HOW TO COMPLETE THIS TASK:
Would you please return the lines of the material that contain the word "Skapat"?

----

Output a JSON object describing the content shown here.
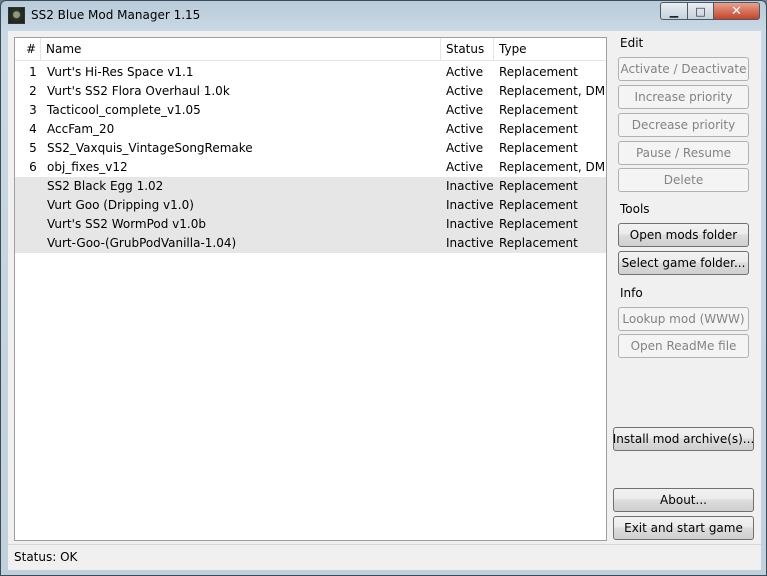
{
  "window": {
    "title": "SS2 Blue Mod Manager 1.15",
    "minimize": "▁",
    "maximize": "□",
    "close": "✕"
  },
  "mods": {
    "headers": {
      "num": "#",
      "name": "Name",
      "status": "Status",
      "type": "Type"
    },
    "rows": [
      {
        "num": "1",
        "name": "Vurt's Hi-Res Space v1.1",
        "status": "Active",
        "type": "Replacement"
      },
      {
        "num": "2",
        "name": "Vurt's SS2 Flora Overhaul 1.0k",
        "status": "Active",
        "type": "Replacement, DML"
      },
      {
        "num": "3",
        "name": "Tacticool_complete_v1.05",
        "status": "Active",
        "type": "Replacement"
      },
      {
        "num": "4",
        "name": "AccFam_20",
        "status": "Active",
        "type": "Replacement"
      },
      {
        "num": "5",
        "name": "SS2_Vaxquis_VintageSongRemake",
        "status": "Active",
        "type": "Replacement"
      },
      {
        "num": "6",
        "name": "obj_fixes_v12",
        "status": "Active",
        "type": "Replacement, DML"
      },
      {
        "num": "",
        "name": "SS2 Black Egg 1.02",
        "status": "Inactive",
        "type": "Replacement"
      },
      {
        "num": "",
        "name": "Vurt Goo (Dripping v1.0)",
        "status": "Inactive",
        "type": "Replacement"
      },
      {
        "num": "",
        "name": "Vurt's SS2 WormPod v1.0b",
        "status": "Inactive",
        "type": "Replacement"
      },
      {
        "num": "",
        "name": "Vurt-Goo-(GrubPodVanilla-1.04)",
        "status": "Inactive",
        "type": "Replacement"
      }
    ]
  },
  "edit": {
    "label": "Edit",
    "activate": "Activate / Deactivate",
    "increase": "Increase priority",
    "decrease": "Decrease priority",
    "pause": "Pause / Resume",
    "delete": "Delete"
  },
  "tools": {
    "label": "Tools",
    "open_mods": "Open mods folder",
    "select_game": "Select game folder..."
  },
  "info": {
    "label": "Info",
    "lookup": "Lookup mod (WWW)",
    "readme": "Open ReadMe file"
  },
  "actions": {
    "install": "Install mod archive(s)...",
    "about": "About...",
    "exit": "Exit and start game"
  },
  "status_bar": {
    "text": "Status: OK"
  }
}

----

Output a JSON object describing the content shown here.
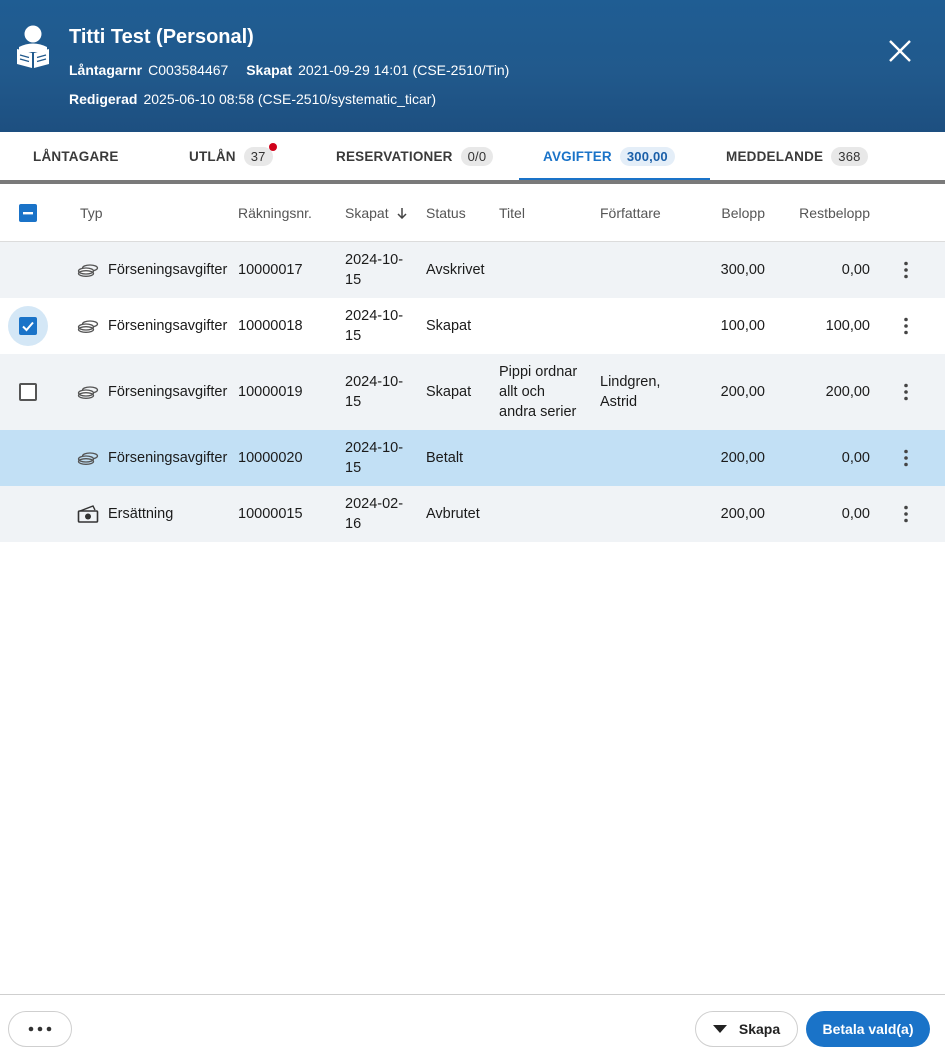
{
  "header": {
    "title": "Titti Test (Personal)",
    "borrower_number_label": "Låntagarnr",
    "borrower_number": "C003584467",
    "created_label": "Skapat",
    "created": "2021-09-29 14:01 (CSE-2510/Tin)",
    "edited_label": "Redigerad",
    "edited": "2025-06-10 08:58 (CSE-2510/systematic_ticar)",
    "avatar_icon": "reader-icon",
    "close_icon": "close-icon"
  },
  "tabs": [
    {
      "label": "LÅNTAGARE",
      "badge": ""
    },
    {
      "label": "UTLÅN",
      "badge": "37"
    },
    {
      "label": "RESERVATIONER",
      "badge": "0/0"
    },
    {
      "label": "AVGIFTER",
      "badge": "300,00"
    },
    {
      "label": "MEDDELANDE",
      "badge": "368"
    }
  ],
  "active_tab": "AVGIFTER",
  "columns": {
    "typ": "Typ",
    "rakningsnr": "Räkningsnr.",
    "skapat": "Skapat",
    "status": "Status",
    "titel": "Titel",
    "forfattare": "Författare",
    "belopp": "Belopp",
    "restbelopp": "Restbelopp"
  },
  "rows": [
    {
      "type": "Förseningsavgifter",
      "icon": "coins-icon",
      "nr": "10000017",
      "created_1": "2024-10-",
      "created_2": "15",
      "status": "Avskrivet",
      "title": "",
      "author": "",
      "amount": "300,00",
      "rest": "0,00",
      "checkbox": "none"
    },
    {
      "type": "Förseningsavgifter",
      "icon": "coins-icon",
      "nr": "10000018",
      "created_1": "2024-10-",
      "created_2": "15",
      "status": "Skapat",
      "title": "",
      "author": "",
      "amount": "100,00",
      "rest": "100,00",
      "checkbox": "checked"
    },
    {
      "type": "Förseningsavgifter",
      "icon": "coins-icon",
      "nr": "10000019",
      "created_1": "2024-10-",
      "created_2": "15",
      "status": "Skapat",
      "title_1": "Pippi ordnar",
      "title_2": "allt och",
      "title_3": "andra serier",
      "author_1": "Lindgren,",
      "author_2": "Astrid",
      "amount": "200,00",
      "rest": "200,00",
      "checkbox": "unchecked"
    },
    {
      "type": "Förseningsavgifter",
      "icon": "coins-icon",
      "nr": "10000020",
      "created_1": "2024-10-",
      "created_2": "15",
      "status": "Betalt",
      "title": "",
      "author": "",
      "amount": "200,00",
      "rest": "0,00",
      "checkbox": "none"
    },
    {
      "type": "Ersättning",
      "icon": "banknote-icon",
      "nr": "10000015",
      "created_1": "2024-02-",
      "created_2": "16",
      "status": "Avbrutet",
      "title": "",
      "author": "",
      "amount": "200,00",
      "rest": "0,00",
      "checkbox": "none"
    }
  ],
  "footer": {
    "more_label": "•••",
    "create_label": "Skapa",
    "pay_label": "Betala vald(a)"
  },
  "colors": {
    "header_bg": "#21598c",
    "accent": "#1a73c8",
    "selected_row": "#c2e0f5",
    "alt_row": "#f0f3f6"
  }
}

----

ANSWER TO THIS TASK:
    "created_label": "Skapat",
    "skapat": "Skapat",
      "status": "Skapat",
      "status": "Skapat",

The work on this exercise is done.